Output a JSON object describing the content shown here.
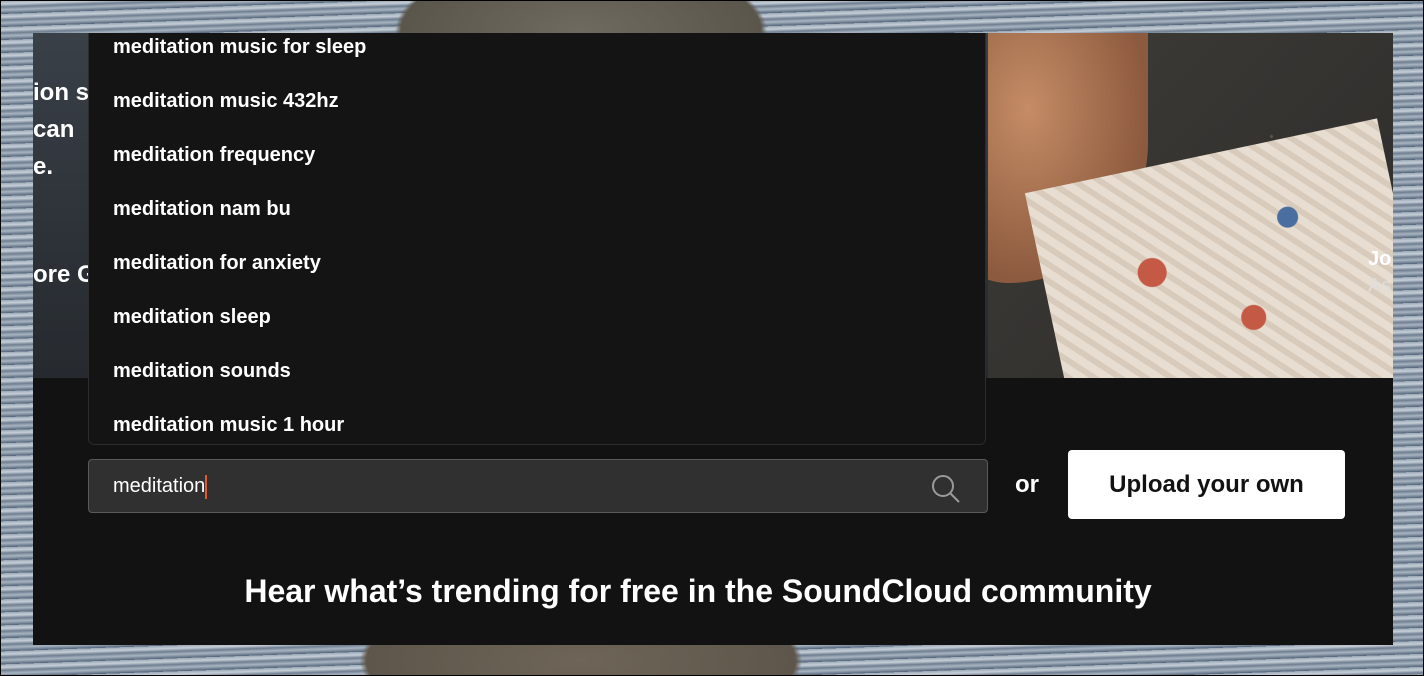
{
  "hero": {
    "left_lines": [
      "ion s",
      " can",
      "e.",
      "ore G"
    ],
    "right_caption_lines": [
      "Jo",
      "As"
    ]
  },
  "search": {
    "value": "meditation",
    "suggestions": [
      "meditation music for sleep",
      "meditation music 432hz",
      "meditation frequency",
      "meditation nam bu",
      "meditation for anxiety",
      "meditation sleep",
      "meditation sounds",
      "meditation music 1 hour"
    ]
  },
  "or_label": "or",
  "upload_button": "Upload your own",
  "trending_heading": "Hear what’s trending for free in the SoundCloud community",
  "colors": {
    "panel_bg": "#121212",
    "input_bg": "#303030",
    "caret": "#e05a2a",
    "button_bg": "#ffffff"
  }
}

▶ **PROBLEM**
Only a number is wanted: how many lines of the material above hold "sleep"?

▶ **ANSWER BOX**
2